> [What to do]:
List each line of the data that holds the string "accent".

Page and application data records:
◆ ◆ ◆ ◆

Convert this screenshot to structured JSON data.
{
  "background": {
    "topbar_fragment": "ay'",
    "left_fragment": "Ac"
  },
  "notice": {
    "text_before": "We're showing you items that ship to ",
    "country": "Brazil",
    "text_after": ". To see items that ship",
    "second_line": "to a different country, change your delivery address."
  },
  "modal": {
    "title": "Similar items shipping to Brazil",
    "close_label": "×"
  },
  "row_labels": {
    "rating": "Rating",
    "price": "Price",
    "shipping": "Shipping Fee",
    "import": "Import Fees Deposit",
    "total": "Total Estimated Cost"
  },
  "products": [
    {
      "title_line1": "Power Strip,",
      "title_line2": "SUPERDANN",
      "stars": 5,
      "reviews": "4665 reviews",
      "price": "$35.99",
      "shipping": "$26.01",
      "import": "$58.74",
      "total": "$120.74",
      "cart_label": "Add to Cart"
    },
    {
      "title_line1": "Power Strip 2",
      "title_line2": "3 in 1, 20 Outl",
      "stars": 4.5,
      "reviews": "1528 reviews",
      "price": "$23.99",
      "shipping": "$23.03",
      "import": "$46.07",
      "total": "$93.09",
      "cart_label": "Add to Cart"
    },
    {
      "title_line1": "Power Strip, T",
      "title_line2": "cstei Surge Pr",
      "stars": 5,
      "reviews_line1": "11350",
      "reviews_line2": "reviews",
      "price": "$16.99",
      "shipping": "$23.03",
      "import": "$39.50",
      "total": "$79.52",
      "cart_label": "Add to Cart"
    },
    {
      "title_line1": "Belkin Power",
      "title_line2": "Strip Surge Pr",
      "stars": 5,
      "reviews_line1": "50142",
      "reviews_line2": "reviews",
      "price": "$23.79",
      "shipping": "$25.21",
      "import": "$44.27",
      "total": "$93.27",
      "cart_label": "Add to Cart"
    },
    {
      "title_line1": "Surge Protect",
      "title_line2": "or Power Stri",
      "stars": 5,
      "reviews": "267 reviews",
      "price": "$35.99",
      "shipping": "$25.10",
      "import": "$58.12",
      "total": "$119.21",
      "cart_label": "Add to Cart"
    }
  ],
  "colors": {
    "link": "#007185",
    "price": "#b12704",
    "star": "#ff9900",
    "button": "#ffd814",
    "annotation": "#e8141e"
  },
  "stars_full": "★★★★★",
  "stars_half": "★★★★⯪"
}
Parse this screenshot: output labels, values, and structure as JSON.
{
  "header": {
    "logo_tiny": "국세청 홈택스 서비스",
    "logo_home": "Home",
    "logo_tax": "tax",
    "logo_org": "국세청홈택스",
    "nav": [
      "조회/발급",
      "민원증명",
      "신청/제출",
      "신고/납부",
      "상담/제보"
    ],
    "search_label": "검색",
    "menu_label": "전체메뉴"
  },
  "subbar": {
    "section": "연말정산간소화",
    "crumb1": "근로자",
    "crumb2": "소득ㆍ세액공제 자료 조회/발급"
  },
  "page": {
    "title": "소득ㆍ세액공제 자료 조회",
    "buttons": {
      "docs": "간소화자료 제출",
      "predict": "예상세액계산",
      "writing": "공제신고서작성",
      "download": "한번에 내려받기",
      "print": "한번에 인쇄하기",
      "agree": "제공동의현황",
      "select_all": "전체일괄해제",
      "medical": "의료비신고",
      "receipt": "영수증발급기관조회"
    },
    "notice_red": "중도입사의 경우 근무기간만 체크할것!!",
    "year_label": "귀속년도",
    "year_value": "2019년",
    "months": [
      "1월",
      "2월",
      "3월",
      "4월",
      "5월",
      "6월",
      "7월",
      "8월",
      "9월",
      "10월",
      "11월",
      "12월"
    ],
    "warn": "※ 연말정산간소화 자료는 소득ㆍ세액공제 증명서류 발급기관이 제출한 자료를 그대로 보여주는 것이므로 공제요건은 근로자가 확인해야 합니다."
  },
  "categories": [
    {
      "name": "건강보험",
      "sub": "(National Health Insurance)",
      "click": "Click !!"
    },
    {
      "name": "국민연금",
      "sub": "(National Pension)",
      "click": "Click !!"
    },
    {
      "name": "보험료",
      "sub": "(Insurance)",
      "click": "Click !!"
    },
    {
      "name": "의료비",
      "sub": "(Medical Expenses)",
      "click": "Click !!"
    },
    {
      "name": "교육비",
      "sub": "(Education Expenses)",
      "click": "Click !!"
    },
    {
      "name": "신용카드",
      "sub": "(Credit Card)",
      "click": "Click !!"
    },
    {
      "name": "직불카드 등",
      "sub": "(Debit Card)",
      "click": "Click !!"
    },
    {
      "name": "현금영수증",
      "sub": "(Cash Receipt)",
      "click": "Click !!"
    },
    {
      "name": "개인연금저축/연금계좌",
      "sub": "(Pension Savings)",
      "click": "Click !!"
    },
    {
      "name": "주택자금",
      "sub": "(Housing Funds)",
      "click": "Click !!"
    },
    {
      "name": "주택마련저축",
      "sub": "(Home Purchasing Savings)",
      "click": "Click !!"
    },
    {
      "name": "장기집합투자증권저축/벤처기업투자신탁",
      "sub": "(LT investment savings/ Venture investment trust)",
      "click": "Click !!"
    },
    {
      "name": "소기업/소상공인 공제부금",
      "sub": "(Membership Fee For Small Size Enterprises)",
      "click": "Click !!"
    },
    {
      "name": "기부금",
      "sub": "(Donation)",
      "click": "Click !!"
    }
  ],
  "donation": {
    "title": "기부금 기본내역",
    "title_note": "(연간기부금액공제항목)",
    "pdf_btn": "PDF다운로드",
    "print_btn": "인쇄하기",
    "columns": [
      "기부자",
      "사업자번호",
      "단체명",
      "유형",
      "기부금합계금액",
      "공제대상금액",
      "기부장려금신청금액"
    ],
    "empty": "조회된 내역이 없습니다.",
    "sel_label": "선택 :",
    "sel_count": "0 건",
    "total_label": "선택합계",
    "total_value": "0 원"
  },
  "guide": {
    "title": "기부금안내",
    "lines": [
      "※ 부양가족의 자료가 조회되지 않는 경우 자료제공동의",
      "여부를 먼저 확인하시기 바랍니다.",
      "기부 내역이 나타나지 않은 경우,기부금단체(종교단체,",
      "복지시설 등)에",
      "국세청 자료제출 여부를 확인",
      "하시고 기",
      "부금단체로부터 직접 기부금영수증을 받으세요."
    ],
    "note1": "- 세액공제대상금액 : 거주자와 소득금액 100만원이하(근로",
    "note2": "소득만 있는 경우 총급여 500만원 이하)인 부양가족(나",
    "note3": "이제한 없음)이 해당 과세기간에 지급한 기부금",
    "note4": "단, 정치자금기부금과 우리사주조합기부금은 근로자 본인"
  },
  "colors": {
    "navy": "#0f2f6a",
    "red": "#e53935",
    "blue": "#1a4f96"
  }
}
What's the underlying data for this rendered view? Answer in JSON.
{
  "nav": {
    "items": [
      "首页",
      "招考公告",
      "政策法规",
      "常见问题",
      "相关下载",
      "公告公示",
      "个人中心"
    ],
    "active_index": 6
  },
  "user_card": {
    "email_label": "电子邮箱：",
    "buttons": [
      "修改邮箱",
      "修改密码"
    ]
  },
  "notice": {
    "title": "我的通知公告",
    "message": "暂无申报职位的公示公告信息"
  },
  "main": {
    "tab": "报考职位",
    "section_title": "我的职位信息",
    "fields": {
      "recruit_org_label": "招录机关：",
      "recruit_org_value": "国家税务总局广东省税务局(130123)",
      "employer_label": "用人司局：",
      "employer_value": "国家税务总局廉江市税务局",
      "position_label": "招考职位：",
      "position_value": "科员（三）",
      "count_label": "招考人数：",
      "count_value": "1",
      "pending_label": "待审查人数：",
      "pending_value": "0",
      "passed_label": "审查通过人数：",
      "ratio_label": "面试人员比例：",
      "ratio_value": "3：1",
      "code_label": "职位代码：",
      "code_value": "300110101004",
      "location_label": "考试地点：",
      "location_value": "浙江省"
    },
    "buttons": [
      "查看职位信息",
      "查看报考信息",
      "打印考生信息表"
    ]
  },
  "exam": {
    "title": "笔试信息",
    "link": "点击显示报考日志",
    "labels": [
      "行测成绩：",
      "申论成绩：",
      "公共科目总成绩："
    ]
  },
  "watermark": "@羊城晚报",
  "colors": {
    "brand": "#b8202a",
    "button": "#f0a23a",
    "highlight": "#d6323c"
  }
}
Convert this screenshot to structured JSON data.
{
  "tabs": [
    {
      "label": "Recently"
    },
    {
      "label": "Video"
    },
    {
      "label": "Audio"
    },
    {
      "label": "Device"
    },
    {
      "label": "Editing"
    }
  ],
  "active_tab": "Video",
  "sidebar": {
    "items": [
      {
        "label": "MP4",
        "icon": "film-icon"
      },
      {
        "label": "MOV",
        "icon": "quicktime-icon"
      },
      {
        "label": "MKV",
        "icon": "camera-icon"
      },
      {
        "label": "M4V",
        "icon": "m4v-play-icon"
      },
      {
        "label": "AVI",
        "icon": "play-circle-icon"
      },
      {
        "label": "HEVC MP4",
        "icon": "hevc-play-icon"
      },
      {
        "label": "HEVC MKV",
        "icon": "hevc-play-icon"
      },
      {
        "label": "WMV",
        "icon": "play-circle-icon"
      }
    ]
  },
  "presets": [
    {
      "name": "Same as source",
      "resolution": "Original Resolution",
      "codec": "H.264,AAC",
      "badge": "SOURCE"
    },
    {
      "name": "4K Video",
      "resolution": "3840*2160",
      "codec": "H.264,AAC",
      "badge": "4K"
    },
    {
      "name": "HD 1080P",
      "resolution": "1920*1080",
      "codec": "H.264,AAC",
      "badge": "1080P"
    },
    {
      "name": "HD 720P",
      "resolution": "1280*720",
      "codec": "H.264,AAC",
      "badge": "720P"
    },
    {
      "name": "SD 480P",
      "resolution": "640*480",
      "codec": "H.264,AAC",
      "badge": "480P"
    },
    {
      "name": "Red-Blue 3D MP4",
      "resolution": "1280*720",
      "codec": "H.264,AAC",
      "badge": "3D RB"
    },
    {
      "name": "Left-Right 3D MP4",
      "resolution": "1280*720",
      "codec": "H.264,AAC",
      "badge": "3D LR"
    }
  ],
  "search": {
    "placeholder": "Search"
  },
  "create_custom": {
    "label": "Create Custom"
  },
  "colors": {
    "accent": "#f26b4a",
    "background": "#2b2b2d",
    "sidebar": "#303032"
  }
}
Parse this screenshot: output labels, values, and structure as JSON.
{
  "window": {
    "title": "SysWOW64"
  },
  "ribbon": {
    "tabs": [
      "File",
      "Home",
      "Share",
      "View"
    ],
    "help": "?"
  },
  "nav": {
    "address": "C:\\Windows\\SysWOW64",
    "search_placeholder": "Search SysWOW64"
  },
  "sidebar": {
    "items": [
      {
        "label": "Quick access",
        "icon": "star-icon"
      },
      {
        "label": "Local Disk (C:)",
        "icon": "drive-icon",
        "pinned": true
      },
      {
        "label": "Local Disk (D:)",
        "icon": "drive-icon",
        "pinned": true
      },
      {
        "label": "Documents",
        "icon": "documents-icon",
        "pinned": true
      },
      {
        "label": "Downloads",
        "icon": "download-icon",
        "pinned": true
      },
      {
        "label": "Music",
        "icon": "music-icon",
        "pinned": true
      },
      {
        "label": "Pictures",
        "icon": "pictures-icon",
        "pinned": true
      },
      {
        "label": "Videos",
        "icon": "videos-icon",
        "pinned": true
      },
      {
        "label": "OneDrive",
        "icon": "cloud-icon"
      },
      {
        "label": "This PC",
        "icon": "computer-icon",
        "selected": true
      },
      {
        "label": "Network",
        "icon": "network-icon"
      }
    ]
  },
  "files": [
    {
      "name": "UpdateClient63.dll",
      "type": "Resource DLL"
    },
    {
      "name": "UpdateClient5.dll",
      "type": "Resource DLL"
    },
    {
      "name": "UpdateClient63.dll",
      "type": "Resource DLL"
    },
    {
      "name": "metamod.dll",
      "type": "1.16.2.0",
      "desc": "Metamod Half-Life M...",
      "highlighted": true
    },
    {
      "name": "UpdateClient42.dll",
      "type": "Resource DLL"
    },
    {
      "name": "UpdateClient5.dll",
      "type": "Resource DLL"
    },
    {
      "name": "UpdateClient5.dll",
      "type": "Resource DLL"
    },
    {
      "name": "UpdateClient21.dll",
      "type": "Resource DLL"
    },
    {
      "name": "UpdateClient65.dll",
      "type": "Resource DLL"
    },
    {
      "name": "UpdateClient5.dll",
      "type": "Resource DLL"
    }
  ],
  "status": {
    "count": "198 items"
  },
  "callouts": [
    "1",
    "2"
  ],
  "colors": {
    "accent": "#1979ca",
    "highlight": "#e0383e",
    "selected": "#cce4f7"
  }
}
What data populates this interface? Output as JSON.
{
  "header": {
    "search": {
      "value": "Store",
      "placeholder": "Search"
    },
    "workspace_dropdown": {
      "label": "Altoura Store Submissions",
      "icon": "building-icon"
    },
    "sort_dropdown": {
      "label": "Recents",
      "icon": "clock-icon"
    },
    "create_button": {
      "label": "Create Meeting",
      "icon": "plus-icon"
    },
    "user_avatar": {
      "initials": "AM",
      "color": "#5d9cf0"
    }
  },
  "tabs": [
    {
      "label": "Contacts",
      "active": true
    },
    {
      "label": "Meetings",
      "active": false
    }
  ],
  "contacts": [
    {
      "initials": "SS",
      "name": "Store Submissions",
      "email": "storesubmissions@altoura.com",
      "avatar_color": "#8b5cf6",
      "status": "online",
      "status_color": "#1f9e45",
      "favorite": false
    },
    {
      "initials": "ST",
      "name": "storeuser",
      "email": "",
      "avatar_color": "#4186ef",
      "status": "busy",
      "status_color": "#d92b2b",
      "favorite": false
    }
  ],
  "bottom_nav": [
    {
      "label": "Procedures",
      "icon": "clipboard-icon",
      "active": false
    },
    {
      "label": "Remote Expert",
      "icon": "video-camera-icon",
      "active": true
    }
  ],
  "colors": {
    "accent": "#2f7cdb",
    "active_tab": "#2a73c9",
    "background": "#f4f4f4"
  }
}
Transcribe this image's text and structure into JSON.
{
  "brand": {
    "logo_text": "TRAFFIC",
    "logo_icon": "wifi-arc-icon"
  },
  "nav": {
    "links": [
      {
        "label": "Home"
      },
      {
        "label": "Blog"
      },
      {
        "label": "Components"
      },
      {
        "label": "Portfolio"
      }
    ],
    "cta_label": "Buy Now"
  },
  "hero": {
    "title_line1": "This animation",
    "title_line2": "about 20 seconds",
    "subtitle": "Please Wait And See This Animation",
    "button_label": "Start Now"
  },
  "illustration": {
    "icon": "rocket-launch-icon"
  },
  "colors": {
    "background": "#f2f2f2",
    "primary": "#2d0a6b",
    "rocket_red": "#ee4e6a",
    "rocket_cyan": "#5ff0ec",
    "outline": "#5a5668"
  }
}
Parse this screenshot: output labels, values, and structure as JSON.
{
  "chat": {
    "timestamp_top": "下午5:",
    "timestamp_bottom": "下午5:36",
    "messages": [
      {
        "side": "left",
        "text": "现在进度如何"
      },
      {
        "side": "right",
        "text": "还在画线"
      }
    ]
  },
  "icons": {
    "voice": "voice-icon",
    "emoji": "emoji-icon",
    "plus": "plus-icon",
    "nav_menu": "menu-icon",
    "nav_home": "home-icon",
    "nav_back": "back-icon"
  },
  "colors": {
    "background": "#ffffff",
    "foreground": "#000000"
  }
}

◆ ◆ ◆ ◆

> [Task solution]:
    "accent": "#f26b4a",
    "accent": "#1979ca",
    "accent": "#2f7cdb",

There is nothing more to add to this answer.